|| Print ||
|Written by Will Parker|
|Thursday, 03 September 2009 00:00|
It's been one of those days again. It's the type of day where you wake up in your basement apartment to realize the soothing sound of the rain in your sleep was actually the sound of your house flooding. It's the type of day where you grudgingly agree to meet up for tea with your ex only to find out he's brought along his new girlfriend -- and she's prettier than you. It's the type of day where you just finished having some important documents signed by five different people, only to accidentally put them through the shredder.
We've all had those kinds of days. And we all deal with them differently. Some of us lock ourselves in our bedroom and sleep it off (assuming your bedroom isn't flooded). Some of us fix a soothing cup of tea, and relax with a friend (assuming it's not your ex and his stupid new mate bitchy-long-legs). Some of us fake sick, leave work early and go to the newest Harry Potter movie (assuming you're weren't already fired for shredding those papers). What I prefer to do when I've had one of those days is cook.
Everyone's familiar with the concept of emotional eating. The stronger the emotion the person is experiencing directly correlates to the amount of food the emotional eater consumes. Psychologists have suggested that this phenomenon may be largely responsible for North America's growing obesity epidemic. Their studies have implied that over the past few decades as North Americans have experienced less and less sense of fulfillment in their lives, they've attempted to counter feelings of emptiness with stuff. Without getting too Naomi Klein here, suffice it to say emotional eaters literally consume food to fill the void.
The emotional cooking phenomenon is not much different. We emotional cooks generally feel like whipping up a strawberry shortcake whenever we find out our favourite America's Next Top Model contestant just got booted for her lack of fierceness or throwing together a Moroccan chicken tagine whenever we learn our conceited sanctimonious jerk of a brother-in-law has just got another promotion. While we may not need to necessarily eat our own wares, we are compelled to take part in the baking process and kitchen rituals to quell any growing unhappy feelings. Emotional cooking is yet another way to fill the void.
While it may not be as hard on your waistline as emotional eating, emotional cooking does have its own drawbacks. Aside from being a rather time-consuming and expensive way to make yourself feel better, a very strange thing tends to happen whenever food is emotionally prepared. If you compare the same item made by the same chef on a day where the chef is happy versus a day where the chef is angry, the happy food will almost invariably taste better. As strange as it may sound, somehow the emotions seem to get mixed into the food.
Celebrity chef Nigella Lawson has forever been a believer in cooking without fear, and putting on a happy face in the kitchen. She has noted that for some divine reason beyond her mortal comprehension, when she is upset and worried, it transfers into her food. It is for this reason she suggests that all chefs face cooking with a sense of courage and optimism. This is particularly so for complicated recipes requiring lots of sifting, folding, parboiling and tempering. If the chef is too worried that the recipe is not going to come out alright or that some terrible mistake is going to be made, more often than not, these feelings act as a kind of self-fulfilling prophecy.

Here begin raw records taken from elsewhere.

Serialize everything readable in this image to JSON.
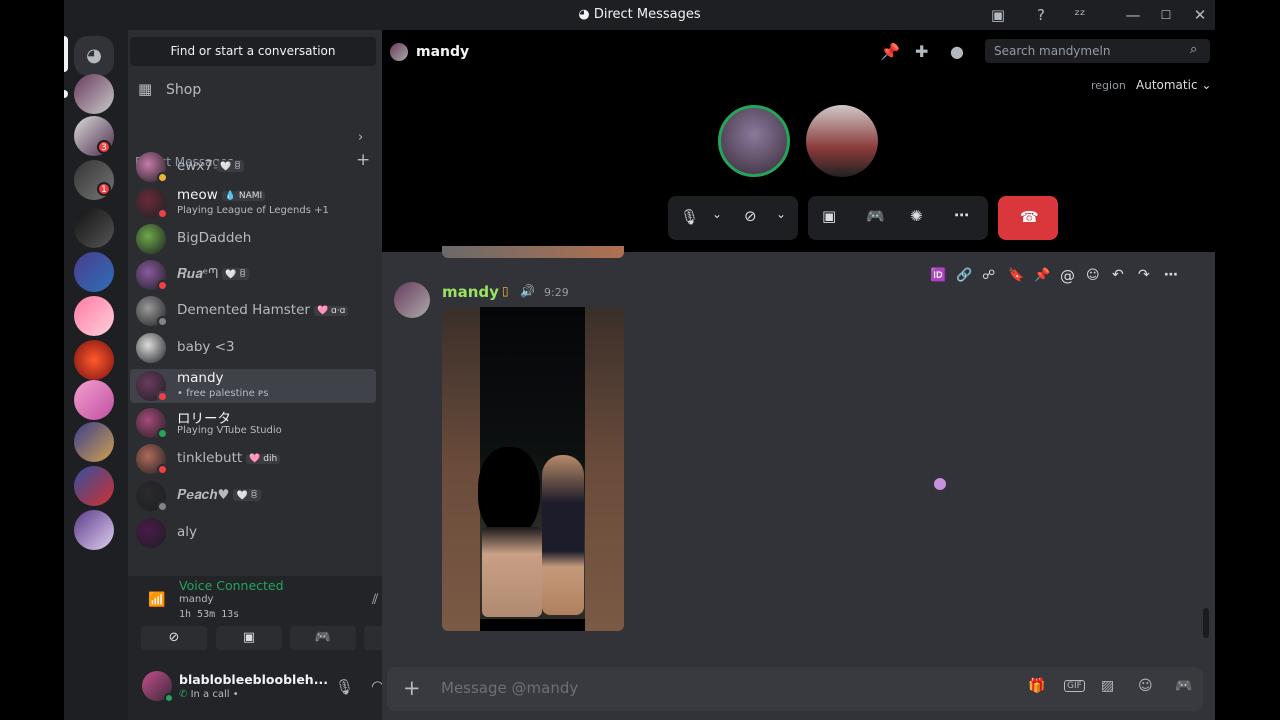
{
  "window": {
    "title": "Direct Messages"
  },
  "sidebar": {
    "search_label": "Find or start a conversation",
    "shop_label": "Shop",
    "dm_header": "Direct Messages",
    "dms": [
      {
        "name": "ewx7",
        "tags": "🤍 ꊞ",
        "activity": "",
        "status": "idle"
      },
      {
        "name": "meow",
        "tags": "💧 NAMI",
        "activity": "Playing League of Legends +1",
        "status": "dnd"
      },
      {
        "name": "BigDaddeh",
        "tags": "",
        "activity": "",
        "status": "none"
      },
      {
        "name": "𝑹𝒖𝒂ᵉᘉ",
        "tags": "🤍 ꊞ",
        "activity": "",
        "status": "dnd"
      },
      {
        "name": "Demented Hamster",
        "tags": "🩷 ɑ·ɑ",
        "activity": "",
        "status": "offline"
      },
      {
        "name": "baby <3",
        "tags": "",
        "activity": "",
        "status": "none"
      },
      {
        "name": "mandy",
        "tags": "",
        "activity": "• free palestine ᴘs",
        "status": "dnd"
      },
      {
        "name": "ロリータ",
        "tags": "",
        "activity": "Playing VTube Studio",
        "status": "online"
      },
      {
        "name": "tinklebutt",
        "tags": "🩷 dih",
        "activity": "",
        "status": "dnd"
      },
      {
        "name": "𝑷𝒆𝒂𝒄𝒉♥",
        "tags": "🤍 ꊞ",
        "activity": "",
        "status": "offline"
      },
      {
        "name": "aly",
        "tags": "",
        "activity": "",
        "status": "none"
      }
    ]
  },
  "voice": {
    "status": "Voice Connected",
    "channel": "mandy",
    "duration": "1h 53m 13s"
  },
  "user": {
    "name": "blablobleebloobleh...",
    "status": "In a call •"
  },
  "header": {
    "channel_name": "mandy",
    "search_placeholder": "Search mandymeln",
    "region_label": "region",
    "region_value": "Automatic"
  },
  "message": {
    "author": "mandy",
    "time": "9:29"
  },
  "composer": {
    "placeholder": "Message @mandy"
  },
  "server_badges": {
    "a": "3",
    "b": "1"
  },
  "colors": {
    "accent_green": "#23a55a",
    "danger_red": "#da373c",
    "author_green": "#9ae362"
  }
}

Emotional cooks need to be aware of their ability to transfer emotions into their food. What is meant to be a soothing process of putting together a treat may lead to even greater disdain when the inevitable mistakes are made. If you're an emotional cook like me, I have a few simple suggestions for you to help avoid making sad food. First of all, don't throw yourself into a ridiculously complicated forty step recipe you've never made before if you're too busy thinking about how pissed off you are at your boss. Choose a standard feel-good classic that is both tasty and easy to prepare. Secondly, give yourself completely to the process of putting together your meal. Focus on the therapeutic chopping, kneading and mixing, letting your mind go elsewhere beyond the day's troubles. Finally, be brave in the kitchen, recognizing that you are an amazing cook, and you are going to be rewarded with a fantastic result at the end of your troubles.
It's important to recognize the potential for emotions to transfer into recipes. When a chef is upset, the food will likely show it. With that knowledge, it's easy to make emotions work to your culinary advantage. By now it should be quite obvious the reason grandma's pies tasted so good was because of the love she put in them. Being happy in the kitchen often means being happy at the table. So the next time you feel the need to relax in the kitchen after a horrible day, remember to think positive. Both you and the people you're feeding will be happy you did.